Department of Trade and Industry (DTI) Secretary Fred Pascual welcomed the launch of the new UK Developing Countries Trading Scheme (DCTS) to replace its Generalised Scheme of Preferences (GSP). Secretary Pascual described the DCTS as having “more generous terms than the GSP.”
During the launch of this UK DCTS on 07 June 2023, Secretary Pascual stressed the Philippine government’s efforts in strengthening its trade and economic activities. Through the UK DCTS, the country looks forward on having access to duty-free, quota-free trade on 92 percent of our eligible goods—or 99 percent of our exports to the UK which estimates a tariff savings of 21 million euro.
In his speech, Secretary Pascual emphasized that “The Philippines and the UK have worked closely for several years so that our respective countries may enjoy and foster stronger economic ties. In 2019, under the European Union Generalised System of Preferences Plus (EU GSP+), the UK was the Philippines’ third destination market for exports. The Philippines’ exports to the UK also increased by 15 percent from 2020 to 2021. And in 2021, the UK was the Philippines’ 21st trading partner and fourth source of approved investments.”
The DCTS aims to improve access to the UK market for goods imported from eligible developing countries. It will also offer about 750-million-euro tariff reductions per year from its 65 country beneficiaries. Its three tiers include (1) comprehensive (LDC) preferences for all goods except arms and ammunitions; (2) enhanced preferences for wide number of product lines that are economically vulnerable; and, (3) standard preferences for certain product lines that are subject to goods graduation.
For the Philippines, the DCTS will lower or remove tariffs on more than 150 products including agricultural produce such as tomatoes, milk and cream, cheese, grains, tropical fruits, and animal and vegetable oils. Further, in demand electronic products and optical instruments will also benefit from preferential tariffs. Likewise, the goods that will benefit the most from the said scheme are those from the tuna and t-shirt sectors.
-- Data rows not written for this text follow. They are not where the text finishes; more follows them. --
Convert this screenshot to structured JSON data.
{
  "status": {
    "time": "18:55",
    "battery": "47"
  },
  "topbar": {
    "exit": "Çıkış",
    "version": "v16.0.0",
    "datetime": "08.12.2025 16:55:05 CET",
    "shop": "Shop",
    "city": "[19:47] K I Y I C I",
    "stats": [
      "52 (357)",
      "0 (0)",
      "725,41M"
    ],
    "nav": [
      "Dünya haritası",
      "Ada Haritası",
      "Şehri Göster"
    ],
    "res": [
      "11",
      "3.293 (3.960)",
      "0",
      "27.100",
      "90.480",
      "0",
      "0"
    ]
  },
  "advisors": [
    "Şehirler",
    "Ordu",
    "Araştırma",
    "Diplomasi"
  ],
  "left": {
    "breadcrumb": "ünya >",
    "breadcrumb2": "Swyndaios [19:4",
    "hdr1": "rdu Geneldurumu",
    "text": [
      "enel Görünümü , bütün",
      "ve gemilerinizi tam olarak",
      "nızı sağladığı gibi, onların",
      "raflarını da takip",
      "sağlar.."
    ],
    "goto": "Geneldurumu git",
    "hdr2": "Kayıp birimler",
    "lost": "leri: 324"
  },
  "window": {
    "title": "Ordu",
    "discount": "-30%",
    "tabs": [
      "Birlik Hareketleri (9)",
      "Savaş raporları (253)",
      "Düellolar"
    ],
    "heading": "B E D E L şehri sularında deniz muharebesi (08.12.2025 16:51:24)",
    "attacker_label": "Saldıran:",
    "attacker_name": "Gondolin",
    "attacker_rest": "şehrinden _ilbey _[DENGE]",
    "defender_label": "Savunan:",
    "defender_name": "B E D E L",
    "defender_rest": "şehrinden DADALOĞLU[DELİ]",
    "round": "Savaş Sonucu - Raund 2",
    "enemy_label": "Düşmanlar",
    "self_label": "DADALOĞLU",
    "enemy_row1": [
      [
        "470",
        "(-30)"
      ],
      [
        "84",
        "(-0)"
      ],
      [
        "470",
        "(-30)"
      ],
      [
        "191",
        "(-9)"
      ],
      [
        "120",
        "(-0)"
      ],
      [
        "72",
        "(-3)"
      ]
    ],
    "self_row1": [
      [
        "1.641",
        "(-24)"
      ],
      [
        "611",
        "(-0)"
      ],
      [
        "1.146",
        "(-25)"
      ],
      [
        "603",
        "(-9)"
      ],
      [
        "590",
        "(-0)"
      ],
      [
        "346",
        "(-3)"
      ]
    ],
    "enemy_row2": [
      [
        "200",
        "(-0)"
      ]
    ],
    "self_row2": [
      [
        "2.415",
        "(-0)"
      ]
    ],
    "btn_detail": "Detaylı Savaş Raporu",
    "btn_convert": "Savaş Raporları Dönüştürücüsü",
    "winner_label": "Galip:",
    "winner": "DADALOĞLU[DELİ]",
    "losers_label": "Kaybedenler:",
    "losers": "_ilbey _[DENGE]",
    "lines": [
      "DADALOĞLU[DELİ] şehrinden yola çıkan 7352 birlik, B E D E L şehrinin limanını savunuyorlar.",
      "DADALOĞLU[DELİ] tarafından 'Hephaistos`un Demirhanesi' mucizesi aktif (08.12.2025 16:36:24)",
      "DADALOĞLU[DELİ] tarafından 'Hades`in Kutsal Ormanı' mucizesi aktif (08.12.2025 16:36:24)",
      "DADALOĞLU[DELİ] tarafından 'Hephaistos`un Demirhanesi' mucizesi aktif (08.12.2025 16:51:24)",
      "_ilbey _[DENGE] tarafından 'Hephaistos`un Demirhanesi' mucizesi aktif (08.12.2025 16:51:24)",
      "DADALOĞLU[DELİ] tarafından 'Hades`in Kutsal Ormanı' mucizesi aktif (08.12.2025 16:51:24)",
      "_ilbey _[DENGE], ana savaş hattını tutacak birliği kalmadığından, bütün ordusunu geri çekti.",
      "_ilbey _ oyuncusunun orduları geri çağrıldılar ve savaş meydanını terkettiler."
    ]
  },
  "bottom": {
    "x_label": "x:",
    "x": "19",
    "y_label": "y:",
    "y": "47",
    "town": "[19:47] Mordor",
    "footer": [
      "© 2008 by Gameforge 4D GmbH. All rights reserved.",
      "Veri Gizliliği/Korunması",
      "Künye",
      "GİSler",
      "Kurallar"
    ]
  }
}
Aside from tariff reduction, the scheme also highlights the benefits of the provision for simpler rules and procedures, including the rules of origin. Through the simplified trade conditions and regional cumulation measures, Philippine exporters will benefit as they can source components, from other Southeast Asian countries while still claiming it as originating from the Philippines.
Further, to promote trade and investment opportunities, the current administration will be keen on implementing the Philippine Development Plan 2023-2028 (PDP), which will utilize trade and investments as drivers of job creation and poverty reduction.
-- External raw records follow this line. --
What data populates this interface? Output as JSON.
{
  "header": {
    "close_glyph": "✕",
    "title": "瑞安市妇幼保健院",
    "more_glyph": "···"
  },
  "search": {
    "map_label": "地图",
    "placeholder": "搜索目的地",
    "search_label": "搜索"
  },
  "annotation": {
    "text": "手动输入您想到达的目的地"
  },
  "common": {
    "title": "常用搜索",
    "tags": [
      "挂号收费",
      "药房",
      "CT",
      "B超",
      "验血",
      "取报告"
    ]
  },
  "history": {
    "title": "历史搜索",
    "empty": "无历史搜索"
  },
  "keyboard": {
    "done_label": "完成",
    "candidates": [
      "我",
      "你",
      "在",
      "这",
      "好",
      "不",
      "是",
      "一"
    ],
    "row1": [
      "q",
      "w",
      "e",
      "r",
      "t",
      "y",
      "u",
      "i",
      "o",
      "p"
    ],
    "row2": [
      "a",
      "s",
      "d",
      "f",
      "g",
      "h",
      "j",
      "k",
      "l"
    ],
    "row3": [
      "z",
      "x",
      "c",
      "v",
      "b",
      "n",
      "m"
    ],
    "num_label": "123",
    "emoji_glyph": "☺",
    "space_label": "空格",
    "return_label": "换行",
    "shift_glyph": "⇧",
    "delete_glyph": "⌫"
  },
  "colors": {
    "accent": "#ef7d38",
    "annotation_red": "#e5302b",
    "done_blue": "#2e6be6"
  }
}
In support of PDP, DTI also formulated the Philippine Export Development Plan 2023-2028 (PEDP), which the President already approved yesterday. This aims to capitalize on export opportunities to integrate our products in the global value chain in order to realize our vision of making the Philippines an agile export powerhouse.
Hence, the Department will undertake an industry-centric and firm-centric approach in capacitating our export ecosystem. Specifically, the DTI will prioritize three industrial clusters for our investment-driven approach. These clusters include the (1)Industrial Machinery and Transport (IMT); (2) Technology Media and Telecommunications (TMT); and, (3) Health and Life Sciences (HLS).
In his closing remarks, Secretary Pascual stressed that “A continued partnership with the UK Government will sustain our efforts to enhance trade and investment with the UK. We at the DTI are grateful to the British Embassy in Manila, and the UK Department for Business and Trade, for the Philippines-UK Economic Dialogue since 2019. And I look forward to our Fourth Dialogue this year. There, we can continue our discussions on enhancing our economic ties so our economies can grow and expand.”